Michael Carmac is a small-town cop on the verge of a breakdown. After a split-second decision leaves an innocent child dead, Michael's reality unravels. Suffering from PTSD, he finds comfort in a bottle while struggling to find forgiveness. Fellow officer Bertram Angel offers Michael support, and what starts as friendship turns into something deeper--two men looking to find love, forgiveness and acceptance while moving forward and healing wounds that don't always show.
CONTENT ADVISORY: This is an extensively re-edited and expanded title.
"Hey, Carmac, what are you doing here?"
Officer Michael Carmac had been caught on his knees, a position he didn't get into unless duty called for it. In this instance, it was his conscience. He looked up to see his partner Angel staring down at him, a mocking expression on his handsome face--one that Michael had been thinking way too much about lately. These days he would often find himself sneaking furtive glances at his partner's bottom lip, which was fuller than the top one, and wondering what it would be like to kiss that tender, jutting flesh.
"I don't know" was the best response Michael could manage.
"You still ain't sleeping?" Angel asked.
"Give it a rest, huh?" He got up, and brushed a hand across his perfectly creased uniform.
"Making sure you don't let praying ruin your perfect creases?" Angel joked. "You come in here every day. What do you think you're gonna find?"
"I don't know. I guess I keep hoping to find a way out of my head," Michael said as he looked his partner over. "Maybe you should try and find your way to the dry cleaners; your uniform's a damn mess." He wanted to lighten the mood, but he knew Angel wouldn't buy his lame attempt at humor.
"Michael--" Angel started to say.
"I can't take the guilt and shame any more, all right? I keep hearing the gun shot, seeing that kid hit the ground, the blood." Michael's voice broke and he dropped his head. He couldn't bear to see the concern he knew would be in his partner's eyes.
Angel made a sound like he wanted to say more, but a voice coming from behind stopped him.
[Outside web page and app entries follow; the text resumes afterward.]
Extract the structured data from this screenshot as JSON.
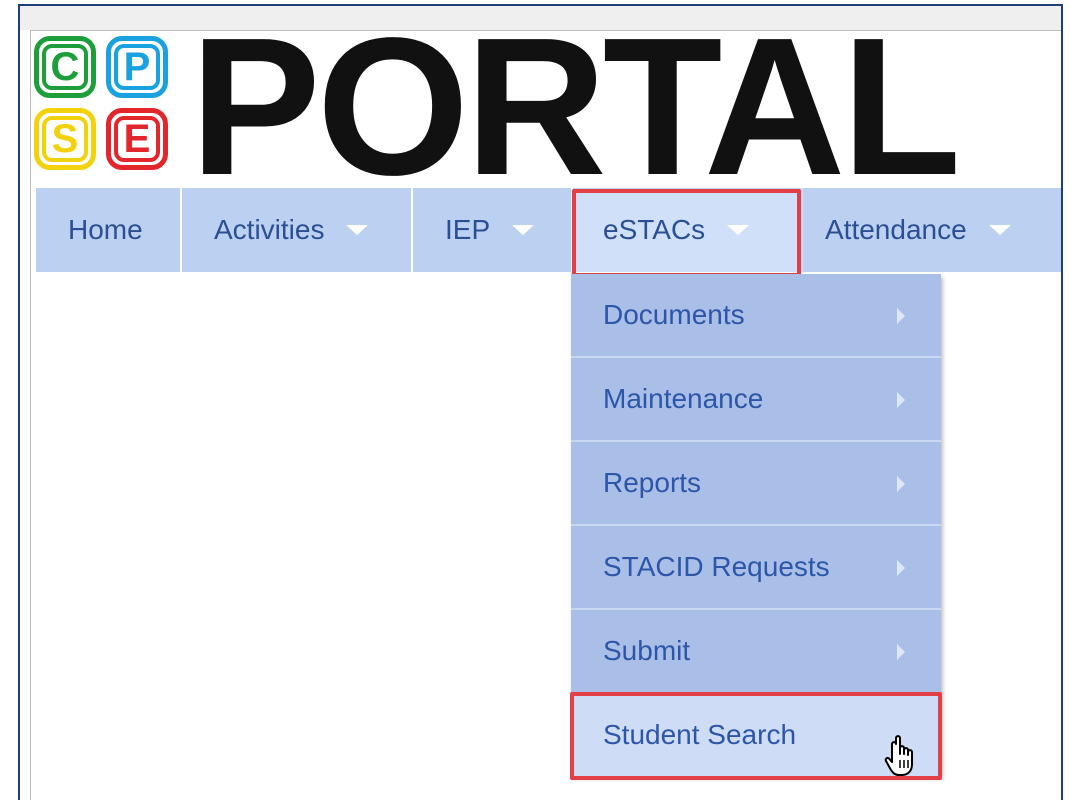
{
  "logo": {
    "tiles": [
      {
        "letter": "C",
        "color": "#1e9e3a"
      },
      {
        "letter": "P",
        "color": "#1aa2e0"
      },
      {
        "letter": "S",
        "color": "#f2d20c"
      },
      {
        "letter": "E",
        "color": "#e3262c"
      }
    ],
    "word": "PORTAL"
  },
  "nav": {
    "items": [
      {
        "label": "Home",
        "has_caret": false
      },
      {
        "label": "Activities",
        "has_caret": true
      },
      {
        "label": "IEP",
        "has_caret": true
      },
      {
        "label": "eSTACs",
        "has_caret": true,
        "active": true
      },
      {
        "label": "Attendance",
        "has_caret": true
      }
    ]
  },
  "dropdown": {
    "items": [
      {
        "label": "Documents",
        "has_submenu": true
      },
      {
        "label": "Maintenance",
        "has_submenu": true
      },
      {
        "label": "Reports",
        "has_submenu": true
      },
      {
        "label": "STACID Requests",
        "has_submenu": true
      },
      {
        "label": "Submit",
        "has_submenu": true
      },
      {
        "label": "Student Search",
        "has_submenu": false,
        "hovered": true
      }
    ]
  },
  "colors": {
    "nav_bg": "#bcd1f2",
    "nav_text": "#2a4f93",
    "dropdown_bg": "#a9bfe7",
    "dropdown_hover_bg": "#cfdcf6",
    "highlight": "#e24046"
  },
  "icons": {
    "cursor": "hand-pointer-icon",
    "submenu": "triangle-right-icon",
    "dropdown": "caret-down-icon"
  }
}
"Maybe he's looking for what all people who come into the Lord's house seek--peace, maybe some time to reflect, Officer Angel."
Both men turned to see Father Hensley. He was the younger of the two parish priests and had an affinity for the local police. He was also the kinder, younger one and, Michael noted, the better-looking one. He had played basketball with Hensley on more than one occasion and was shocked to find the priest to be agile and in decent shape for an older man.
"Or maybe confession, Michael," Father Hensley said, turning patient eyes on the kneeling cop. "It is about that time, if you want to get out before the general public starts coming in." He turned to Angel. "You might benefit from some time in the confessional as well, Bertram."
Michael couldn't help but grin. Bertram Angel hated being called by his first name and cringed every time someone said it. Both men were sure Father Hensley did it intentionally.
"Hey, Father, just because my name is Angel doesn't mean I am one," he said with a smirk. He turned to look at Michael, who had just gotten to his feet, the squeak of his pristine black shoes echoing in the silence of the church. "You come find me when you're done being sorry," Angel said sarcastically before turning and walking away.
Michael watched him walk out, what he wanted to say burning at the back of his throat.
Father Hensley led Michael away from the pew, where he had been kneeling. "Come, son."
Michael paused, thinking he heard the squeal of Angel's squad car peeling out of the parking lot. Then again, he hadn't slept, so it could have been a sound inside his head. There had been so many sounds since the incident. So many smells... His stomach began to turn but managed to calm the queasiness with a few deep breaths before following Father Hensley toward the confessional.